But my head was filled wiht a hundred questons. Where would we sleep? How would we even begin to make enough money to eat? There was nothing here at all. Aubrey just grinned and started talking about gazebos and swimming pools and that with this big a lot there might even be room for an observatory like her grandma had. I held my tongue – mostly – and nodded along like I could even begin to imagine what it would look like.
And now I was stuck with it. I couldn’t go back home and we had absolutely nothing. Aubrey was of course undeterred. She said if we were lucky we could have a shower by nightfall and shooed me off to try my hand at fishing. I have to say fishing was a blast. Right off the bat, I started catching stuff.
Not always fish, true, but Aubrey knew where to sell whatever I found. We might not have had a shower that first night. But we both kept at it. There’s a market for everything, even random electronics, I learned. And Aubrey is really, really good at painting. She says she not, because she’s always comparing herself to her parents and her aunt. But her work has its own charm.
It’s really a shame we have to sell them all. I hope someday we can keep the best of them. It broke my heart when she sold a lovely painting she’d titled Moon goddess. I don’t know what the critics said, but to me, it was a masterpiece.
True, it sold for over §1,000 and that will be used to help buy a proper kitchen for us, but I just loved it. Hopefully, it went to a good home.
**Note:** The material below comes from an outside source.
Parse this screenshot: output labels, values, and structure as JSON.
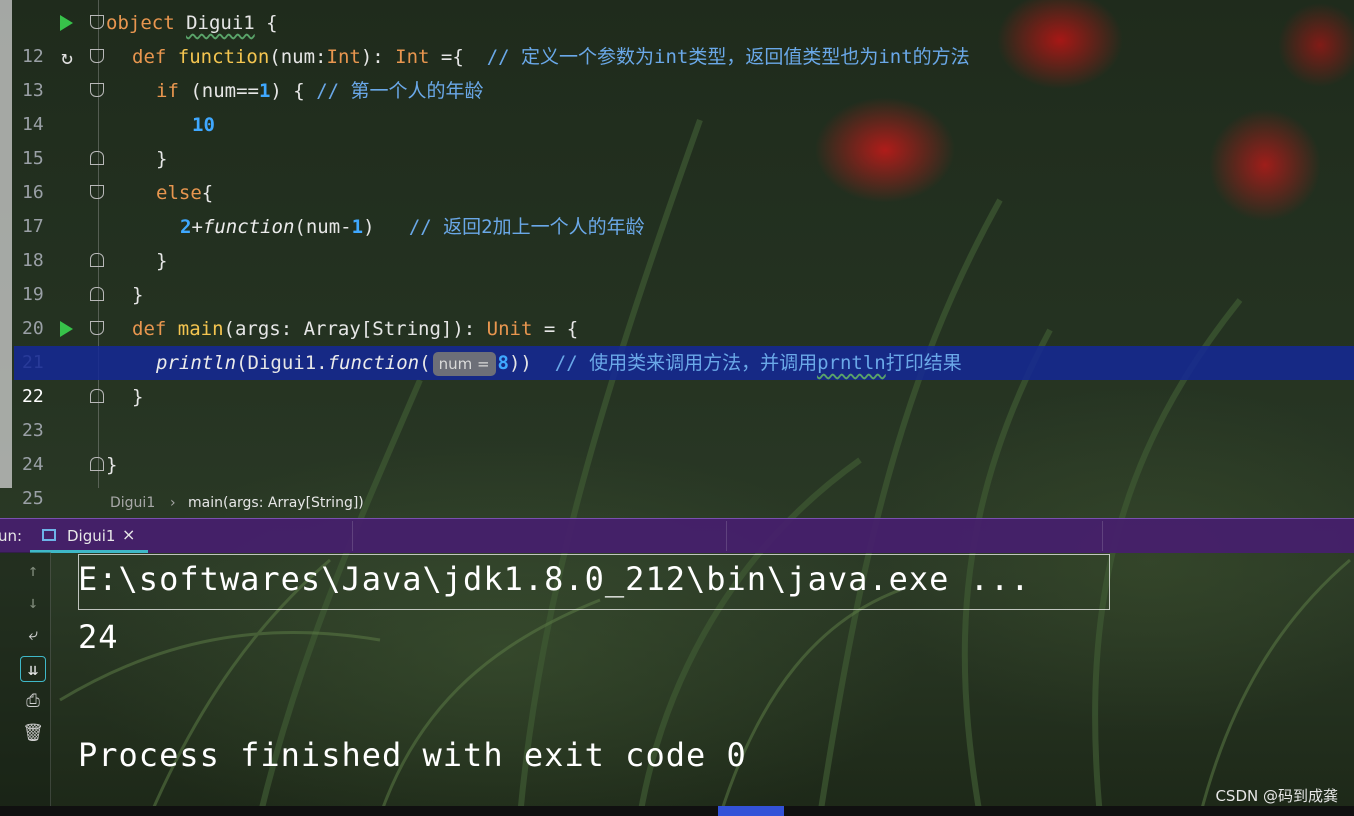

These days, Aubrey is in ‘paint all the things’ mode. And I wouldn’t stop her. It would be nice to get proper beds or at least proper bedrooms for our cots. But my small contributions of fish and flowers aren’t as helpful anymore. I’m kind of at a loss for what to do. It feels like it’s a waste to spend all my days hunting for small things to sell when Aubrey makes more with a single painting than I make all day.
Author’s Note: This has been sitting in my drafts folder for a couple weeks now. But I wasn’t happy with Lorna’s voice. It felt too similar to Aubrey’s – and probably still is – but it’s time to stop procrasting. I’m much further along with the generation and I don’t want to loose momentum.
I’m switching between this save and my Switch save, torn between wanting both families to age together and how the game works. I could turn non-played sim aging off when I play one house, but with MCC people would still get married and have kids during that time. I’m still debating though. Phonix and Rez are together in both saves as will be any relationships here ported to there. But the kids would be different. I don’t know. It’s kind of too late right now. But maybe I’ll remerge the saves after this generation.
So far this house has been going very well. I’ve been avoiding gardening for a while since I abused it my first few houses, but this time, we’re going for Mansion Baron. – Extreme. That means getting a house worth §350,000 before our heir ages up starting at §0. So we’re trying everything we can. Luckily Aubrey did paint at her parents house autonomously, so she’s already level 6. And I know gardening *can* pay off. Eventually. And writing. That’s my long term goal for Lorna. First though we have to afford a computer.